Lines with the word "deadline" are the answer; copy each of them from the data below.

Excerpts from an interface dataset
···
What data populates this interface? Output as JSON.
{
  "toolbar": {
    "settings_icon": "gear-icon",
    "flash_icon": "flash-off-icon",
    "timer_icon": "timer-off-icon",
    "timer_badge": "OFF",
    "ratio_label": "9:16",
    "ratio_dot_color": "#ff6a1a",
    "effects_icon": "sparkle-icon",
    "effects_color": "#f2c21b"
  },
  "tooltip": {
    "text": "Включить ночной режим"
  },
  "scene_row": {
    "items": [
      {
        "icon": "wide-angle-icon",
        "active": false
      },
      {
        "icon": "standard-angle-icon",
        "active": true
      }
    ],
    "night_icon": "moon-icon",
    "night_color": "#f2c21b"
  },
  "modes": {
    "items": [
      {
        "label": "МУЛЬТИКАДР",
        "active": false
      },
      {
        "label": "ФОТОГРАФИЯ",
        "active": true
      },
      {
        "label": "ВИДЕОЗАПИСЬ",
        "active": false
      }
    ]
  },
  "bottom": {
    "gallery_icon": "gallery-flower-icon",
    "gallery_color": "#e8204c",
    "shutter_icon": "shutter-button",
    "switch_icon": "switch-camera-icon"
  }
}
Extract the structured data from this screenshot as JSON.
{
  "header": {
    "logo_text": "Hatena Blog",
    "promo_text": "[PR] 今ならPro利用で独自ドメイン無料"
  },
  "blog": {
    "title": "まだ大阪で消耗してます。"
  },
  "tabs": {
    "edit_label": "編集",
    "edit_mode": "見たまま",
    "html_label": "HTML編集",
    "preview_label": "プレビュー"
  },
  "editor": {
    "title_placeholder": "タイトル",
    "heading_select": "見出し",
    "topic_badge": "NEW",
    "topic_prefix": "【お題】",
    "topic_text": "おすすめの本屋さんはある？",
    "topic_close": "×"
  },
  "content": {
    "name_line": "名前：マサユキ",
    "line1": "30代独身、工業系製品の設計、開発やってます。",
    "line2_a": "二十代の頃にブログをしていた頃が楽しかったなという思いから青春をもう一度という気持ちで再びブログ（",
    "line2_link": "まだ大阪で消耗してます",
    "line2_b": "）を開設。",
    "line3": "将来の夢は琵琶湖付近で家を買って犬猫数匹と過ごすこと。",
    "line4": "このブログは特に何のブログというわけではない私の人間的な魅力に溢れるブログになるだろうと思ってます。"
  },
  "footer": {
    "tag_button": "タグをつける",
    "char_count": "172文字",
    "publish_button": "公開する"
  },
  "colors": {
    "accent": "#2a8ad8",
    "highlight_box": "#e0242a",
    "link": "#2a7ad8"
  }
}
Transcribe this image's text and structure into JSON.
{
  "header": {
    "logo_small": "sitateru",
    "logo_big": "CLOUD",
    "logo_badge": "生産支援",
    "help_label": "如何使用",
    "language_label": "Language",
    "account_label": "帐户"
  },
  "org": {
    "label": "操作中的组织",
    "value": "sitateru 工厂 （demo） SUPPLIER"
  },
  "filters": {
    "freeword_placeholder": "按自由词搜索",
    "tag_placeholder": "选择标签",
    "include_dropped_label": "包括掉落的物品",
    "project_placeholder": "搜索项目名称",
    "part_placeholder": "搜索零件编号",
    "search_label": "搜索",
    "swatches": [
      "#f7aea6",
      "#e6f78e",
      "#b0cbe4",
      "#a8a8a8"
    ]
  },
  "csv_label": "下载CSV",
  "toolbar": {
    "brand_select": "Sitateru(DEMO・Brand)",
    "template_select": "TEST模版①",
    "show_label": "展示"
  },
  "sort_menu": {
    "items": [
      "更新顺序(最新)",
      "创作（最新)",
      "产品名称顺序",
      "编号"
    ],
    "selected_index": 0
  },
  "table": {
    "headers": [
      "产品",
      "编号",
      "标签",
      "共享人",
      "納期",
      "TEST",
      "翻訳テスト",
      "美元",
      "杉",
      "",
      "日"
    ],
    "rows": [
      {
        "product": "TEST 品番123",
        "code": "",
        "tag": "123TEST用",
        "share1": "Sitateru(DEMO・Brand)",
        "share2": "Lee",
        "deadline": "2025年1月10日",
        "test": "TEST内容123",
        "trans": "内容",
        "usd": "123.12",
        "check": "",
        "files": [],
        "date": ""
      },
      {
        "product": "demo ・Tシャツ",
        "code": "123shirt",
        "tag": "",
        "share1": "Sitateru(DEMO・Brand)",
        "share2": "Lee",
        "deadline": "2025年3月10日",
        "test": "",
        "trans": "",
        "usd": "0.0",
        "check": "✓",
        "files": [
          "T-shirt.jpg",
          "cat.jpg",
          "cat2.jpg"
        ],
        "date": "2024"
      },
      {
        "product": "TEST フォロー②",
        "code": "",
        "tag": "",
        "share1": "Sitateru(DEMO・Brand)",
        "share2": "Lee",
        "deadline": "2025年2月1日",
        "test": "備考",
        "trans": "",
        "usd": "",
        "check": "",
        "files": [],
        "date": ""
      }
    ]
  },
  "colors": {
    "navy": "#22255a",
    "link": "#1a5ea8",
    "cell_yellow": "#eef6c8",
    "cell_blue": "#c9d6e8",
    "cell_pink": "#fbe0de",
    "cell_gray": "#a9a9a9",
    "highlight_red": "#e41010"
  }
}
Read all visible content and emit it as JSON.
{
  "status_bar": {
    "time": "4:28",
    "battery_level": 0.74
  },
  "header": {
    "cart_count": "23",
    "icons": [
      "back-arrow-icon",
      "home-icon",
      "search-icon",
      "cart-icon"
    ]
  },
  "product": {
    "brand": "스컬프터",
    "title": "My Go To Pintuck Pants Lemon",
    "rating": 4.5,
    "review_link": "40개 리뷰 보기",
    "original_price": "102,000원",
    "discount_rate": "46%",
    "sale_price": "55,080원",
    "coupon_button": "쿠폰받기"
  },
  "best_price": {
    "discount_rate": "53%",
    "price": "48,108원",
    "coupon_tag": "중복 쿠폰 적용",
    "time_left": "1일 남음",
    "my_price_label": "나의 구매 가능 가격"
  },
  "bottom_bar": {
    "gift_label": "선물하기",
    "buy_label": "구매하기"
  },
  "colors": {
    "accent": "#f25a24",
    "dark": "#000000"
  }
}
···
* [PROBLEM SOLUTION]
        "deadline": "2025年1月10日",
        "deadline": "2025年3月10日",
        "deadline": "2025年2月1日",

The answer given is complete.